chapter  1
16 Pages

Introduction

Bayesian methods have become commonplace in modern statistical applications. The acceptance of these methods is a relatively recent phenomenon however. This acceptance has been facilitated in large measure by the development of fast computational algorithms that were simply not commonly available or accessible as recently as the late 1980s.The widespread adoption of Markov chain Monte Carlo (McMC) methods for posterior distribution sampling has led to a large increase in Bayesian applications. Most recently Bayesian methods have become commonplace in epidemiology, and the pharmaceutical industry, and they are becoming more widely accepted in Public Health practice. As early as 1993, review articles appeared extolling the virtues of McMC in medical applications (Gilks et al., 1993). This increase in use has been facilitated by the implementation of software which provides a platform for the posterior distribution sampling which is necessary when relatively complex Bayesian models are employed. The development of the package BUGS (Bayesian inference Using Gibbs Sampling) and its Windows incarnation WinBUGS (Spiegelhalter et al., 2007) have had a huge effect on the dissemination and acceptance of these methods.

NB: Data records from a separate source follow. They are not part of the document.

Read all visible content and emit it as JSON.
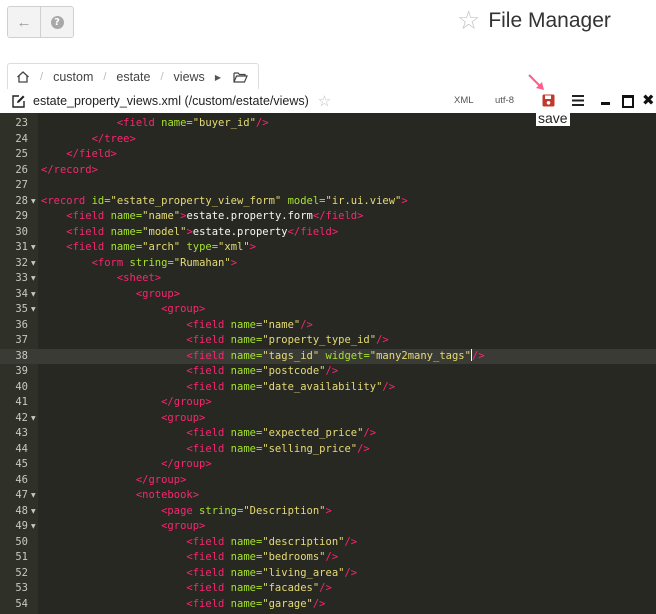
{
  "app": {
    "title": "File Manager"
  },
  "breadcrumb": {
    "items": [
      "custom",
      "estate",
      "views"
    ]
  },
  "file": {
    "name": "estate_property_views.xml (/custom/estate/views)",
    "mode": "XML",
    "encoding": "utf-8"
  },
  "annotation": {
    "caption": "save"
  },
  "colors": {
    "editor_bg": "#272822",
    "tag": "#f92672",
    "attr": "#a6e22e",
    "string": "#e6db74"
  },
  "editor": {
    "active_line": "38",
    "lines": [
      {
        "num": "23",
        "fold": false,
        "tokens": [
          {
            "t": "txt",
            "v": "            "
          },
          {
            "t": "tag",
            "v": "<field "
          },
          {
            "t": "attr",
            "v": "name="
          },
          {
            "t": "str",
            "v": "\"buyer_id\""
          },
          {
            "t": "tag",
            "v": "/>"
          }
        ]
      },
      {
        "num": "24",
        "fold": false,
        "tokens": [
          {
            "t": "txt",
            "v": "        "
          },
          {
            "t": "tag",
            "v": "</tree>"
          }
        ]
      },
      {
        "num": "25",
        "fold": false,
        "tokens": [
          {
            "t": "txt",
            "v": "    "
          },
          {
            "t": "tag",
            "v": "</field>"
          }
        ]
      },
      {
        "num": "26",
        "fold": false,
        "tokens": [
          {
            "t": "tag",
            "v": "</record>"
          }
        ]
      },
      {
        "num": "27",
        "fold": false,
        "tokens": []
      },
      {
        "num": "28",
        "fold": true,
        "tokens": [
          {
            "t": "tag",
            "v": "<record "
          },
          {
            "t": "attr",
            "v": "id="
          },
          {
            "t": "str",
            "v": "\"estate_property_view_form\""
          },
          {
            "t": "txt",
            "v": " "
          },
          {
            "t": "attr",
            "v": "model="
          },
          {
            "t": "str",
            "v": "\"ir.ui.view\""
          },
          {
            "t": "tag",
            "v": ">"
          }
        ]
      },
      {
        "num": "29",
        "fold": false,
        "tokens": [
          {
            "t": "txt",
            "v": "    "
          },
          {
            "t": "tag",
            "v": "<field "
          },
          {
            "t": "attr",
            "v": "name="
          },
          {
            "t": "str",
            "v": "\"name\""
          },
          {
            "t": "tag",
            "v": ">"
          },
          {
            "t": "txt",
            "v": "estate.property.form"
          },
          {
            "t": "tag",
            "v": "</field>"
          }
        ]
      },
      {
        "num": "30",
        "fold": false,
        "tokens": [
          {
            "t": "txt",
            "v": "    "
          },
          {
            "t": "tag",
            "v": "<field "
          },
          {
            "t": "attr",
            "v": "name="
          },
          {
            "t": "str",
            "v": "\"model\""
          },
          {
            "t": "tag",
            "v": ">"
          },
          {
            "t": "txt",
            "v": "estate.property"
          },
          {
            "t": "tag",
            "v": "</field>"
          }
        ]
      },
      {
        "num": "31",
        "fold": true,
        "tokens": [
          {
            "t": "txt",
            "v": "    "
          },
          {
            "t": "tag",
            "v": "<field "
          },
          {
            "t": "attr",
            "v": "name="
          },
          {
            "t": "str",
            "v": "\"arch\""
          },
          {
            "t": "txt",
            "v": " "
          },
          {
            "t": "attr",
            "v": "type="
          },
          {
            "t": "str",
            "v": "\"xml\""
          },
          {
            "t": "tag",
            "v": ">"
          }
        ]
      },
      {
        "num": "32",
        "fold": true,
        "tokens": [
          {
            "t": "txt",
            "v": "        "
          },
          {
            "t": "tag",
            "v": "<form "
          },
          {
            "t": "attr",
            "v": "string="
          },
          {
            "t": "str",
            "v": "\"Rumahan\""
          },
          {
            "t": "tag",
            "v": ">"
          }
        ]
      },
      {
        "num": "33",
        "fold": true,
        "tokens": [
          {
            "t": "txt",
            "v": "            "
          },
          {
            "t": "tag",
            "v": "<sheet>"
          }
        ]
      },
      {
        "num": "34",
        "fold": true,
        "tokens": [
          {
            "t": "txt",
            "v": "               "
          },
          {
            "t": "tag",
            "v": "<group>"
          }
        ]
      },
      {
        "num": "35",
        "fold": true,
        "tokens": [
          {
            "t": "txt",
            "v": "                   "
          },
          {
            "t": "tag",
            "v": "<group>"
          }
        ]
      },
      {
        "num": "36",
        "fold": false,
        "tokens": [
          {
            "t": "txt",
            "v": "                       "
          },
          {
            "t": "tag",
            "v": "<field "
          },
          {
            "t": "attr",
            "v": "name="
          },
          {
            "t": "str",
            "v": "\"name\""
          },
          {
            "t": "tag",
            "v": "/>"
          }
        ]
      },
      {
        "num": "37",
        "fold": false,
        "tokens": [
          {
            "t": "txt",
            "v": "                       "
          },
          {
            "t": "tag",
            "v": "<field "
          },
          {
            "t": "attr",
            "v": "name="
          },
          {
            "t": "str",
            "v": "\"property_type_id\""
          },
          {
            "t": "tag",
            "v": "/>"
          }
        ]
      },
      {
        "num": "38",
        "fold": false,
        "cursor": true,
        "tokens": [
          {
            "t": "txt",
            "v": "                       "
          },
          {
            "t": "tag",
            "v": "<field "
          },
          {
            "t": "attr",
            "v": "name="
          },
          {
            "t": "str",
            "v": "\"tags_id\""
          },
          {
            "t": "txt",
            "v": " "
          },
          {
            "t": "attr",
            "v": "widget="
          },
          {
            "t": "str",
            "v": "\"many2many_tags\""
          },
          {
            "t": "cursor",
            "v": ""
          },
          {
            "t": "tag",
            "v": "/>"
          }
        ]
      },
      {
        "num": "39",
        "fold": false,
        "tokens": [
          {
            "t": "txt",
            "v": "                       "
          },
          {
            "t": "tag",
            "v": "<field "
          },
          {
            "t": "attr",
            "v": "name="
          },
          {
            "t": "str",
            "v": "\"postcode\""
          },
          {
            "t": "tag",
            "v": "/>"
          }
        ]
      },
      {
        "num": "40",
        "fold": false,
        "tokens": [
          {
            "t": "txt",
            "v": "                       "
          },
          {
            "t": "tag",
            "v": "<field "
          },
          {
            "t": "attr",
            "v": "name="
          },
          {
            "t": "str",
            "v": "\"date_availability\""
          },
          {
            "t": "tag",
            "v": "/>"
          }
        ]
      },
      {
        "num": "41",
        "fold": false,
        "tokens": [
          {
            "t": "txt",
            "v": "                   "
          },
          {
            "t": "tag",
            "v": "</group>"
          }
        ]
      },
      {
        "num": "42",
        "fold": true,
        "tokens": [
          {
            "t": "txt",
            "v": "                   "
          },
          {
            "t": "tag",
            "v": "<group>"
          }
        ]
      },
      {
        "num": "43",
        "fold": false,
        "tokens": [
          {
            "t": "txt",
            "v": "                       "
          },
          {
            "t": "tag",
            "v": "<field "
          },
          {
            "t": "attr",
            "v": "name="
          },
          {
            "t": "str",
            "v": "\"expected_price\""
          },
          {
            "t": "tag",
            "v": "/>"
          }
        ]
      },
      {
        "num": "44",
        "fold": false,
        "tokens": [
          {
            "t": "txt",
            "v": "                       "
          },
          {
            "t": "tag",
            "v": "<field "
          },
          {
            "t": "attr",
            "v": "name="
          },
          {
            "t": "str",
            "v": "\"selling_price\""
          },
          {
            "t": "tag",
            "v": "/>"
          }
        ]
      },
      {
        "num": "45",
        "fold": false,
        "tokens": [
          {
            "t": "txt",
            "v": "                   "
          },
          {
            "t": "tag",
            "v": "</group>"
          }
        ]
      },
      {
        "num": "46",
        "fold": false,
        "tokens": [
          {
            "t": "txt",
            "v": "               "
          },
          {
            "t": "tag",
            "v": "</group>"
          }
        ]
      },
      {
        "num": "47",
        "fold": true,
        "tokens": [
          {
            "t": "txt",
            "v": "               "
          },
          {
            "t": "tag",
            "v": "<notebook>"
          }
        ]
      },
      {
        "num": "48",
        "fold": true,
        "tokens": [
          {
            "t": "txt",
            "v": "                   "
          },
          {
            "t": "tag",
            "v": "<page "
          },
          {
            "t": "attr",
            "v": "string="
          },
          {
            "t": "str",
            "v": "\"Description\""
          },
          {
            "t": "tag",
            "v": ">"
          }
        ]
      },
      {
        "num": "49",
        "fold": true,
        "tokens": [
          {
            "t": "txt",
            "v": "                   "
          },
          {
            "t": "tag",
            "v": "<group>"
          }
        ]
      },
      {
        "num": "50",
        "fold": false,
        "tokens": [
          {
            "t": "txt",
            "v": "                       "
          },
          {
            "t": "tag",
            "v": "<field "
          },
          {
            "t": "attr",
            "v": "name="
          },
          {
            "t": "str",
            "v": "\"description\""
          },
          {
            "t": "tag",
            "v": "/>"
          }
        ]
      },
      {
        "num": "51",
        "fold": false,
        "tokens": [
          {
            "t": "txt",
            "v": "                       "
          },
          {
            "t": "tag",
            "v": "<field "
          },
          {
            "t": "attr",
            "v": "name="
          },
          {
            "t": "str",
            "v": "\"bedrooms\""
          },
          {
            "t": "tag",
            "v": "/>"
          }
        ]
      },
      {
        "num": "52",
        "fold": false,
        "tokens": [
          {
            "t": "txt",
            "v": "                       "
          },
          {
            "t": "tag",
            "v": "<field "
          },
          {
            "t": "attr",
            "v": "name="
          },
          {
            "t": "str",
            "v": "\"living_area\""
          },
          {
            "t": "tag",
            "v": "/>"
          }
        ]
      },
      {
        "num": "53",
        "fold": false,
        "tokens": [
          {
            "t": "txt",
            "v": "                       "
          },
          {
            "t": "tag",
            "v": "<field "
          },
          {
            "t": "attr",
            "v": "name="
          },
          {
            "t": "str",
            "v": "\"facades\""
          },
          {
            "t": "tag",
            "v": "/>"
          }
        ]
      },
      {
        "num": "54",
        "fold": false,
        "tokens": [
          {
            "t": "txt",
            "v": "                       "
          },
          {
            "t": "tag",
            "v": "<field "
          },
          {
            "t": "attr",
            "v": "name="
          },
          {
            "t": "str",
            "v": "\"garage\""
          },
          {
            "t": "tag",
            "v": "/>"
          }
        ]
      }
    ]
  }
}
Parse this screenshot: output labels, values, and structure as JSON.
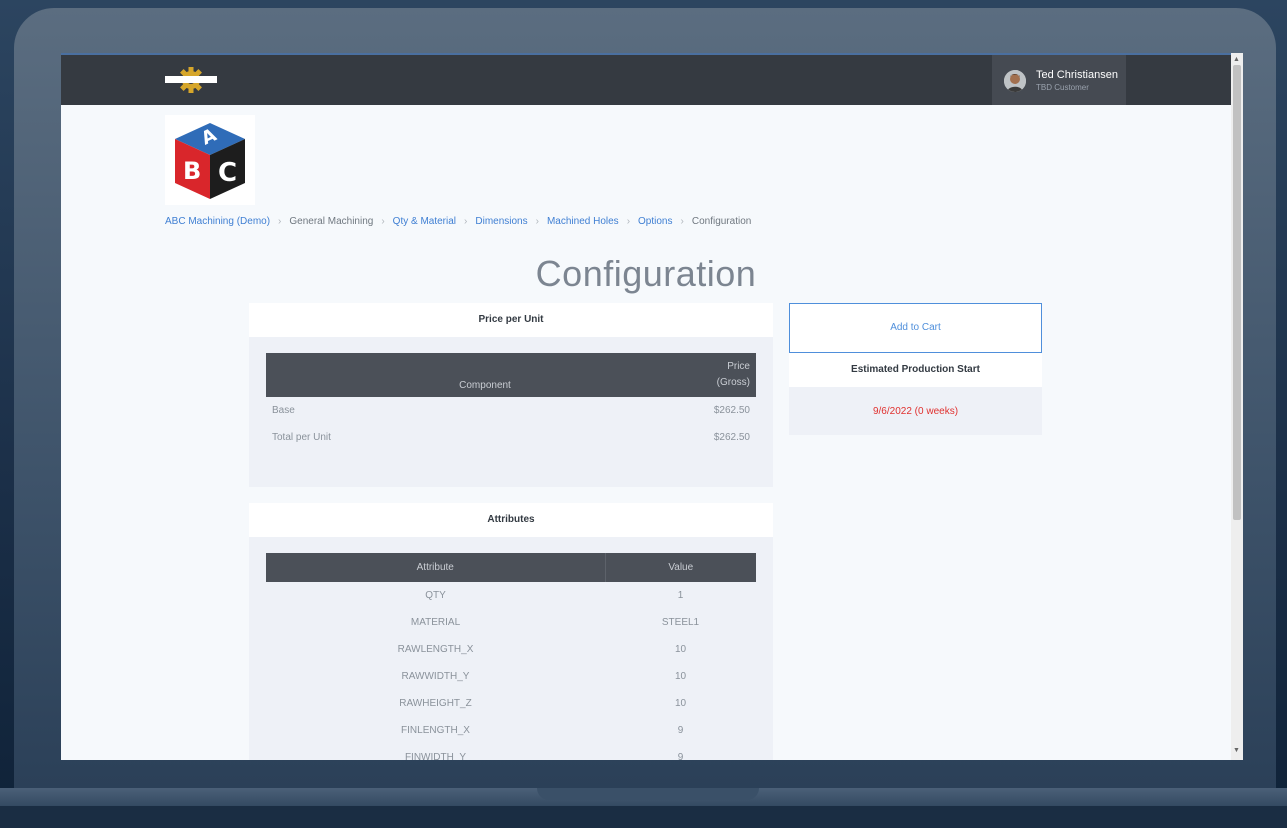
{
  "user": {
    "name": "Ted Christiansen",
    "role": "TBD Customer"
  },
  "breadcrumb": [
    {
      "label": "ABC Machining (Demo)",
      "link": true
    },
    {
      "label": "General Machining",
      "link": false
    },
    {
      "label": "Qty & Material",
      "link": true
    },
    {
      "label": "Dimensions",
      "link": true
    },
    {
      "label": "Machined Holes",
      "link": true
    },
    {
      "label": "Options",
      "link": true
    },
    {
      "label": "Configuration",
      "link": false
    }
  ],
  "page_title": "Configuration",
  "price_card": {
    "title": "Price per Unit",
    "headers": {
      "component": "Component",
      "price_line1": "Price",
      "price_line2": "(Gross)"
    },
    "rows": [
      {
        "label": "Base",
        "value": "$262.50"
      },
      {
        "label": "Total per Unit",
        "value": "$262.50"
      }
    ]
  },
  "attributes_card": {
    "title": "Attributes",
    "headers": {
      "attribute": "Attribute",
      "value": "Value"
    },
    "rows": [
      {
        "attribute": "QTY",
        "value": "1"
      },
      {
        "attribute": "MATERIAL",
        "value": "STEEL1"
      },
      {
        "attribute": "RAWLENGTH_X",
        "value": "10"
      },
      {
        "attribute": "RAWWIDTH_Y",
        "value": "10"
      },
      {
        "attribute": "RAWHEIGHT_Z",
        "value": "10"
      },
      {
        "attribute": "FINLENGTH_X",
        "value": "9"
      },
      {
        "attribute": "FINWIDTH_Y",
        "value": "9"
      }
    ]
  },
  "cart": {
    "add_label": "Add to Cart"
  },
  "production": {
    "title": "Estimated Production Start",
    "date": "9/6/2022 (0 weeks)"
  },
  "colors": {
    "link": "#3f7fd3",
    "accent_gold": "#d6a62a",
    "date_red": "#e0312f",
    "navbar": "#353a41"
  },
  "icons": {
    "nav_logo": "gear-logo-icon",
    "company_logo": "abc-cube-logo",
    "scroll_up": "triangle-up",
    "scroll_down": "triangle-down"
  }
}
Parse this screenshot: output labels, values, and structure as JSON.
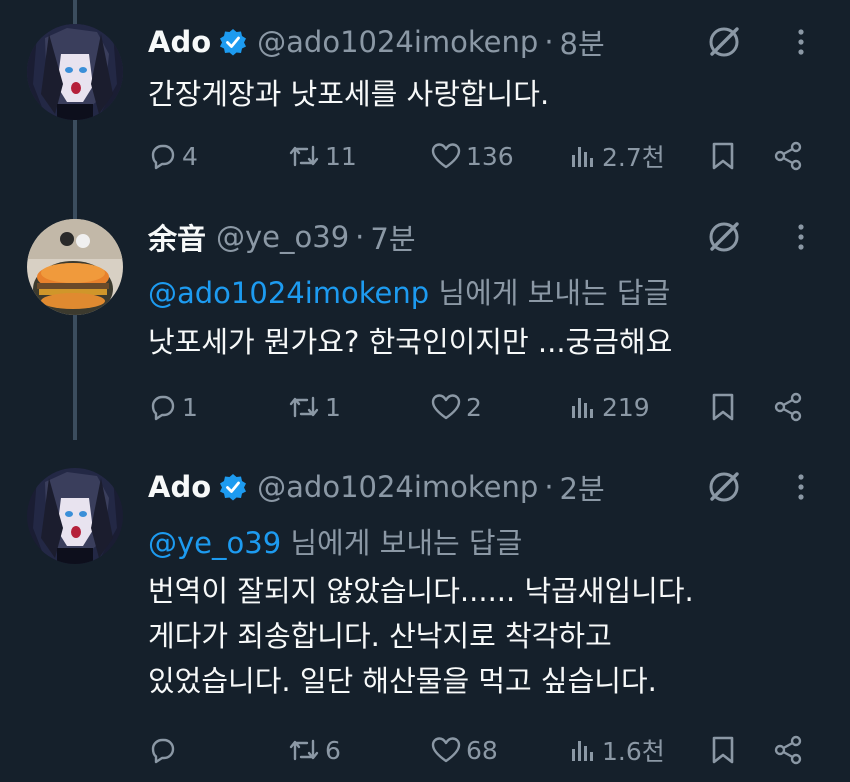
{
  "tweets": [
    {
      "name": "Ado",
      "verified": true,
      "handle": "@ado1024imokenp",
      "dot": "·",
      "time": "8분",
      "reply_to": null,
      "body": [
        "간장게장과 낫포세를 사랑합니다."
      ],
      "actions": {
        "replies": "4",
        "retweets": "11",
        "likes": "136",
        "views": "2.7천"
      }
    },
    {
      "name": "余音",
      "verified": false,
      "handle": "@ye_o39",
      "dot": "·",
      "time": "7분",
      "reply_to": {
        "mention": "@ado1024imokenp",
        "suffix": " 님에게 보내는 답글"
      },
      "body": [
        "낫포세가 뭔가요? 한국인이지만 ...궁금해요"
      ],
      "actions": {
        "replies": "1",
        "retweets": "1",
        "likes": "2",
        "views": "219"
      }
    },
    {
      "name": "Ado",
      "verified": true,
      "handle": "@ado1024imokenp",
      "dot": "·",
      "time": "2분",
      "reply_to": {
        "mention": "@ye_o39",
        "suffix": " 님에게 보내는 답글"
      },
      "body": [
        "번역이 잘되지 않았습니다...... 낙곱새입니다.",
        "게다가 죄송합니다. 산낙지로 착각하고",
        "있었습니다. 일단 해산물을 먹고 싶습니다."
      ],
      "actions": {
        "replies": "",
        "retweets": "6",
        "likes": "68",
        "views": "1.6천"
      }
    }
  ],
  "colors": {
    "background": "#15202b",
    "text": "#f7f9f9",
    "secondary": "#8b98a5",
    "accent": "#1d9bf0",
    "thread_line": "#3b4d5e"
  },
  "icons": [
    "reply-icon",
    "retweet-icon",
    "like-icon",
    "views-icon",
    "bookmark-icon",
    "share-icon",
    "grok-icon",
    "more-icon",
    "verified-badge-icon"
  ]
}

To quote Cowles (2004): “A brief search for recently published papers referencing WinBUGS turned up applications in food safety, forestry, mental health policy, AIDS clinical trials, population genetics, pharmacokinetics, pediatric neurology, and other diverse fields, indicating that Bayesian methods with WinBUGS indeed are finding widespread use.”